In 1963 I was scarred for life.
That was the year Alfred Hitchcock delivered one of his most iconic, frightening, horror films; The Birds. From that day forward, I had no interest in being anywhere near a bird.
Then a college friend decided it would be funny to let her parakeet fly around her house every time I visited. And every time I visited, it dive-bombed me. How did it know?
As a seasoned adult, I find myself a bit more understanding, even appreciative of these majestic creatures. Especially when I moved to a country that is home to some of the most spectacularly plumed birds I have ever seen.
Now, I am championing the Andean Condor.
In Ecuador, where the condor is a national symbol and part of the country’s coat-of-arms, the dramatic birds are critically endangered.
I have yet to see one in the wild. I was fortunate to see albatrosses in Antarctica earlier this year, which have the largest wingspan of any bird at 11 and a half feet. But the magnificent condors are considered the largest birds in the world by combined measurement of weight and wingspan.
The condor, a species of vulture, has a black body and, especially in the male, large white patches on the wings. The bird wears a ruff of white feathers around the base of the neck. The head and neck, otherwise featherless, are a dull red, which sometimes changes color in response to the bird’s emotional state. In the male, there is a wattle on the neck and a large, dark red comb on the crown of the head. Unlike most birds of prey, the male is larger than the female.
The condor is primarily a scavenger, feeding on carrion. It prefers large carcasses, such as those of deer or cattle. Only one or two eggs are laid every two years. It is one of the world’s longest-living birds, with a lifespan of 50-70 years.
On a recent La Yunta tour, we were joined by a local conservationist, Adrian Aguirre. He took us to an area above Susudel to see what will become Ecuador’s 12th, and newest, national park. Its primary goal is to protect the condors’ habitat.

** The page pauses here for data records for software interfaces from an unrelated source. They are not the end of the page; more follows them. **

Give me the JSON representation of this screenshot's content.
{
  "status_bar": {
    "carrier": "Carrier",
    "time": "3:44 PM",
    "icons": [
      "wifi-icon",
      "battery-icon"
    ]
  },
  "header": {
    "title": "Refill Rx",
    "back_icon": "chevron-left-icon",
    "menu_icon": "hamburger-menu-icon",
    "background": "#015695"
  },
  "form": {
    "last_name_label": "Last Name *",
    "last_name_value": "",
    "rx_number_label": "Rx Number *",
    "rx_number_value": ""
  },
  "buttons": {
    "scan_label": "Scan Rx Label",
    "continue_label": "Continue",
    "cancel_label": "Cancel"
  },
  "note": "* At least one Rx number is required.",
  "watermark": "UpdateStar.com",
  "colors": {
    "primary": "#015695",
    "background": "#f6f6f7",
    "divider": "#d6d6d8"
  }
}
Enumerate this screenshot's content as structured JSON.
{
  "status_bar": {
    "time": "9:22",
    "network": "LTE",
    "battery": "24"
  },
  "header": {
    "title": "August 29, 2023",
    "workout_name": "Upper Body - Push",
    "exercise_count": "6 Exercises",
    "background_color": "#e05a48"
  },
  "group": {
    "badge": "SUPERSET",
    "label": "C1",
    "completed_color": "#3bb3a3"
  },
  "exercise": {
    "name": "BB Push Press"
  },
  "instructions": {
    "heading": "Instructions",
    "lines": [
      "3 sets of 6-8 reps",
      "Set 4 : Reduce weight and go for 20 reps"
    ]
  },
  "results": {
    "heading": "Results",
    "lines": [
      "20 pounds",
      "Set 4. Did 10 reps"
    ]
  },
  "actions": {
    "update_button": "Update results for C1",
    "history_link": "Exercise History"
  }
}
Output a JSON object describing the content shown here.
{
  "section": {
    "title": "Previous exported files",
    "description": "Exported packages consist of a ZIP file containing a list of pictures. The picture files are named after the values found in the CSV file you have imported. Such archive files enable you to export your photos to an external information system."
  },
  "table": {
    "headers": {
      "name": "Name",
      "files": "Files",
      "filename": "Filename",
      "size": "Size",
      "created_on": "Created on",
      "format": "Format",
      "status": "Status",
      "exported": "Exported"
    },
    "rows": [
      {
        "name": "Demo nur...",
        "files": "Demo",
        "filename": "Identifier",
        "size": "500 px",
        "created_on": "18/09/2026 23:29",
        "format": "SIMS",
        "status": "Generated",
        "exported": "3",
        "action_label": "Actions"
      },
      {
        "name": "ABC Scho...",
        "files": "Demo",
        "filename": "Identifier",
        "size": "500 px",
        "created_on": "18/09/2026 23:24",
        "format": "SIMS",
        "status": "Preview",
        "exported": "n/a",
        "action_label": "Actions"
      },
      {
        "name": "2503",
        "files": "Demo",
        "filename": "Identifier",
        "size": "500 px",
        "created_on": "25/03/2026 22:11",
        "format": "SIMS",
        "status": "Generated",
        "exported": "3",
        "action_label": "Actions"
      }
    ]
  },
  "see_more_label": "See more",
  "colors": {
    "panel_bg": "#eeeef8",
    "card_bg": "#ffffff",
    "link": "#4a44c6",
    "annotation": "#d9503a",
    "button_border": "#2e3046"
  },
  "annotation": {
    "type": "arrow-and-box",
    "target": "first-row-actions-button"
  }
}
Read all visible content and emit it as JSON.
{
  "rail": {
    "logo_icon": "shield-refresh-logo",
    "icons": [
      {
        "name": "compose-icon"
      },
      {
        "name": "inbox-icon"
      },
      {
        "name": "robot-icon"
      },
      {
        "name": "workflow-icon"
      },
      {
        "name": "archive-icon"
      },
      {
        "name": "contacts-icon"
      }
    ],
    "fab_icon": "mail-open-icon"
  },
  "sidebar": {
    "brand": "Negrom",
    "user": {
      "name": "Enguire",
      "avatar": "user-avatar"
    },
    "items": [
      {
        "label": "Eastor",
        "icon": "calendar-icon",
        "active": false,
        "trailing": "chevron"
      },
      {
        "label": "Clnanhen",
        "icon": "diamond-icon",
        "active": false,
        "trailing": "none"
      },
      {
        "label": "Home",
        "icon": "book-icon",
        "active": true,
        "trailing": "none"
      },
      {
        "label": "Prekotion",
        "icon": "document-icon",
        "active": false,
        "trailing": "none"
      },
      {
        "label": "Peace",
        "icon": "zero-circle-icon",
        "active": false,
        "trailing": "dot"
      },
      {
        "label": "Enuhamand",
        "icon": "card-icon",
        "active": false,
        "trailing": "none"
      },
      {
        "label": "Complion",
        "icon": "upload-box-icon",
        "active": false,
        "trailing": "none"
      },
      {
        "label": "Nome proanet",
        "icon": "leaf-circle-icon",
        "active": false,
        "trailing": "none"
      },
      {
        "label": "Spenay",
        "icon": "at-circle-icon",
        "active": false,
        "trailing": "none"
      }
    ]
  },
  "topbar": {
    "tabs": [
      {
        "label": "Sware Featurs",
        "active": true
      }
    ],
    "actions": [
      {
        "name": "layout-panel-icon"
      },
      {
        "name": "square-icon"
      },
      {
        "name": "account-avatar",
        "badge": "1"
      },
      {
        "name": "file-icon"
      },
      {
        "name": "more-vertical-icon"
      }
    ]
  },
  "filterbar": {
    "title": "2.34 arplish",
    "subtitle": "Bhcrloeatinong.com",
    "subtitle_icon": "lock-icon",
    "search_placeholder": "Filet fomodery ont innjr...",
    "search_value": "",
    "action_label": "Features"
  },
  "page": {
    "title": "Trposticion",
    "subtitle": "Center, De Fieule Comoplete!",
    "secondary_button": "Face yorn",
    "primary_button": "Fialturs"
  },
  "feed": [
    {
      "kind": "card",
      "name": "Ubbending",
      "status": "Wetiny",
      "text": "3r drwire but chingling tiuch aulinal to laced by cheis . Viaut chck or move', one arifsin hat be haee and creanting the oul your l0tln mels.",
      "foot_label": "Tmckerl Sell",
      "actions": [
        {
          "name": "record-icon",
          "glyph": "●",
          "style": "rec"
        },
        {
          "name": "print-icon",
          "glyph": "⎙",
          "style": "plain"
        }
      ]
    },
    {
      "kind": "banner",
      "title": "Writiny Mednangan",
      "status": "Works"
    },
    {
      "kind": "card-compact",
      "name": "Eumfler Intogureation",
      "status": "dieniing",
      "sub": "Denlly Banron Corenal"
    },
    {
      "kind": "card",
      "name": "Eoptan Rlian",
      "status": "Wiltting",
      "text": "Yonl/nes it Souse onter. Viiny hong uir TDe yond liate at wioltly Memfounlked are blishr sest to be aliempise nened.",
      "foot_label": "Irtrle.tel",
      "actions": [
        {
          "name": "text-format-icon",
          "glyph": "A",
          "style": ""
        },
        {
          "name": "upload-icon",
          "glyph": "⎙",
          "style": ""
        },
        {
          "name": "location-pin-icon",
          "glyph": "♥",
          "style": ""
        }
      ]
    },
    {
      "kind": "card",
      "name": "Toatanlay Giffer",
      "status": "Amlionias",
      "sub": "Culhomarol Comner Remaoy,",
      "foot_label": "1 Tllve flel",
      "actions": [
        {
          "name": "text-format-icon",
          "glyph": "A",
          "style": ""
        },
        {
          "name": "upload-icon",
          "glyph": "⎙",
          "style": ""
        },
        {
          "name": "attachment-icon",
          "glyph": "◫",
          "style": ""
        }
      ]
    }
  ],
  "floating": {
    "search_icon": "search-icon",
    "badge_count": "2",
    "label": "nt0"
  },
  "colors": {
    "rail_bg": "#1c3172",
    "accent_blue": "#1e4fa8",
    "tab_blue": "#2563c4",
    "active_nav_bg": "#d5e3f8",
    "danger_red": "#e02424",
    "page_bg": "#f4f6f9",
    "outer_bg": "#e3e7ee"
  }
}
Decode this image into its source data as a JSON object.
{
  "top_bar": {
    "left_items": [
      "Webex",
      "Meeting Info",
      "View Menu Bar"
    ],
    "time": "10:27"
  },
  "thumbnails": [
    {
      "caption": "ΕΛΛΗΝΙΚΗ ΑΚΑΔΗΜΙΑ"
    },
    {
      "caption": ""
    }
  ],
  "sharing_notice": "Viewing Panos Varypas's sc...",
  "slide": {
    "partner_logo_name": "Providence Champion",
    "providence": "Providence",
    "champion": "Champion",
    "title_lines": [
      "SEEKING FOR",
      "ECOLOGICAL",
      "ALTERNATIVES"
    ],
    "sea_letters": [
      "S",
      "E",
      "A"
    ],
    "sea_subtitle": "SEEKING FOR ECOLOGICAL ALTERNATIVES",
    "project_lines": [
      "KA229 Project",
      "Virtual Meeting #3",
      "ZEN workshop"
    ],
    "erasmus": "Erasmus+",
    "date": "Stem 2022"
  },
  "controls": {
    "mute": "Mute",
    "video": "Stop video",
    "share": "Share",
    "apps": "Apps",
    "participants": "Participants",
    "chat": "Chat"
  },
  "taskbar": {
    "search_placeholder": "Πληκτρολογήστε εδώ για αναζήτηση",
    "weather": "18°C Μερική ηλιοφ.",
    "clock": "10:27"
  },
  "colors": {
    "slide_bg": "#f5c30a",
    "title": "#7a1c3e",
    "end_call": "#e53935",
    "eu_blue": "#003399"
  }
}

Called Acus National Park, Aguirre said the research on the condors and survey of land were done. “It is now in the hands of the authorities,” he said.
The park will comprise nearly 80,000 acres, becoming the last protected area in Southern Ecuador. Its sheer canyons of basalt are perfect for condors, which generally nest on inaccessible rock ledges as high as 16,000 feet. The birds require access to massive areas of land as they routinely fly almost 200 miles a day in search of food.
In 2017, just 100 to 112 condors were identified in the entire country. A majority live on the slopes of the Antisano Volcano near Quito, where the government committed 7000 acres to their conservation.
In the canyon above Susudel, Aguirre tells us, the first condor known to have been born in the area was named Arturo. Shot when he was just a few years old, he is memorialized by a beautiful sculpture in the center of town. The artist, architect Fausto Cardoso Martinez, is the same man who led the design team to create the dragon in Cuenca’s Parque de Dragon.
For Aguirre, the Acus Park is a dream come true. “I spent a lot of time up here as a boy. My grandparents were from Oña,” he said, and the canyons were his “playground.”
He was educated in tourism and international management, and then worked on the new park project for the government for three years. Representatives of the environmental ministry, the municipalities of Oña and Nabon, workers from Cajas National Park and even international collaboration with a German conservancy group.
The park, when completed, will have an observation point, a visitor center, and interpretative center and possibly, cabins.
“The main thing is the preservation of the habitat,” he said. “Then will come opportunities for local people to work in the park and create tourism.”
And when will that be?
“It’s in the hands of the authorities,” he reminds me, throwing both hands into the air. “We can only hope.”